What to look for when buying a tent for camping - Part 2
Porches, Vestibules, Entrances and Exits
Porches or Vestibules are useful for storing all your gear - backpacks, muddy boots, wet waterproofs and/or other accessories under cover and in the dry. It is also the best place to cook during heavy rain or high winds. (Cooking inside the tent itself is not recommended since it can be extremely hazardous).
Make sure your tent has room for both.
More than one entrance/exit also offers more flexibility particularly in bad weather allowing you to use one or the other exit depending on wind direction.
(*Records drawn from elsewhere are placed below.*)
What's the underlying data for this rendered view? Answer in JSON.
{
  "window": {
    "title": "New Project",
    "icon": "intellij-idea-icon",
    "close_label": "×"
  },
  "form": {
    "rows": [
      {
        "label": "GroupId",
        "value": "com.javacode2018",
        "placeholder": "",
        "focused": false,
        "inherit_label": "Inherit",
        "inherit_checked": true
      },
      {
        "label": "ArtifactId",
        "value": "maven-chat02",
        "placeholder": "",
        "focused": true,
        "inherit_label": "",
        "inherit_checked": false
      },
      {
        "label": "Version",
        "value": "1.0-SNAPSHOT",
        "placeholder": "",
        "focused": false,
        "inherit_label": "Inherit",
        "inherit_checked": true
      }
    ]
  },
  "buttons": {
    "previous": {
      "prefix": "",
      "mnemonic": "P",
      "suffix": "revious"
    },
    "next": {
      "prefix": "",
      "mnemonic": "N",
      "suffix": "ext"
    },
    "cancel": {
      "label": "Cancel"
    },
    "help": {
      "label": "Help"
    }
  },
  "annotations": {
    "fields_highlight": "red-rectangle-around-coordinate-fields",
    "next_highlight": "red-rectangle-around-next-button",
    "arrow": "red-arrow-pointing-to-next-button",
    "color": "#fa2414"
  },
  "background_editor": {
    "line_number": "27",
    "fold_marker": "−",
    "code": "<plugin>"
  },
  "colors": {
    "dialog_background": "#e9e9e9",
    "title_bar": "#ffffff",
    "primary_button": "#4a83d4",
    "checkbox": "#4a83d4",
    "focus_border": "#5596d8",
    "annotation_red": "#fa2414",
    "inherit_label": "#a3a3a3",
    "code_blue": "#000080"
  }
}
Ripstop fabrics use a weave that stops small tears spreading. This will be important if you're camping on rough terrain.
Check the seams carefully, as these are possible points of failure. Double-stitched and/or taped seams will be stronger and more resistant to failure.
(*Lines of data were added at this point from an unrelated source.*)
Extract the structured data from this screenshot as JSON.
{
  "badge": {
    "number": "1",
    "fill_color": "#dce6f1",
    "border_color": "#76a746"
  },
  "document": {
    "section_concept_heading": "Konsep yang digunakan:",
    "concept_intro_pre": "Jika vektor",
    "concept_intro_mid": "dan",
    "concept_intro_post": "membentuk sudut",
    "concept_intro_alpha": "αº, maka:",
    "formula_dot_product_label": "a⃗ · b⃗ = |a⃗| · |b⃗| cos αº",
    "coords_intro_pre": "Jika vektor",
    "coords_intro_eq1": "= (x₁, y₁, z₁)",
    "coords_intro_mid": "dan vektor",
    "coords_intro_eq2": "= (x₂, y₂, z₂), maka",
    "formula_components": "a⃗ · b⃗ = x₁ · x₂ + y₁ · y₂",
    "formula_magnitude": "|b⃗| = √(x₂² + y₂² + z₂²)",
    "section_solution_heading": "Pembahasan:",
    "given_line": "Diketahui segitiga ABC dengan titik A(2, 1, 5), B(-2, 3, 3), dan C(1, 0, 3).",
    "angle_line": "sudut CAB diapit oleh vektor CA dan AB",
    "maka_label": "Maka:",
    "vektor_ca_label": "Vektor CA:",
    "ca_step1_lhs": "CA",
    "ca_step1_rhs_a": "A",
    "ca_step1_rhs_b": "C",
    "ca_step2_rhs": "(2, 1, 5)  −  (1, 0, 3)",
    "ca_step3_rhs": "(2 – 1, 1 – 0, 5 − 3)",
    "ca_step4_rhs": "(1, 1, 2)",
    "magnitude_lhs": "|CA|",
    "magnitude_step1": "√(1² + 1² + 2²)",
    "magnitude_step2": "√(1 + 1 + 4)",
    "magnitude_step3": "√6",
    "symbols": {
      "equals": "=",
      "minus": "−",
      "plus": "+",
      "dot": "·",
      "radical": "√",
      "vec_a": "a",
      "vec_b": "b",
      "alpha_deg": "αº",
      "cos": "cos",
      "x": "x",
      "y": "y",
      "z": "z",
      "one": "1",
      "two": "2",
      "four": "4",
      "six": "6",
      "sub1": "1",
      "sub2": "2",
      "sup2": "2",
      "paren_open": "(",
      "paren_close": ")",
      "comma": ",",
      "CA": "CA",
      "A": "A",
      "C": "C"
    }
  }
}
Space to store small but frequently used items (eg torches, car keys) is invaluable. Many models offer side pockets or overhead 'hammocks' for this purpose.
A light coloured flysheet coupled with UV resistance is useful in sunny/hot conditions to avoid sunburn - (bare skin can get sunburnt inside a tent without UV resistance on a sunny day).
A mesh canopy around the entrance to keep out midges, mosquitoes or other insects can make all the difference - particularly if you’re camping in Scotland during the summer when the midges are biting.
Ease of Pitching
The effort taken to pitch a tent can vary quite significantly. Some models have sleeves through which you run the poles. This results in a very solid structure but can be hard work in the dark or windy/wet conditions.
Other models have clips used to attach the poles to the fabric. This is easier to use but the resulting structure is less solid. To minimise the grief of pitching in a torrential downpour, it's useful to be able to erect the flysheet (of a double-skinned tent) before starting on the inner section. Some manufacturers offer colour-coded inners to simplify pitching.
In any case, practise, practise, practise before your first trip!
Is there one? If so, check what's covered and for how long?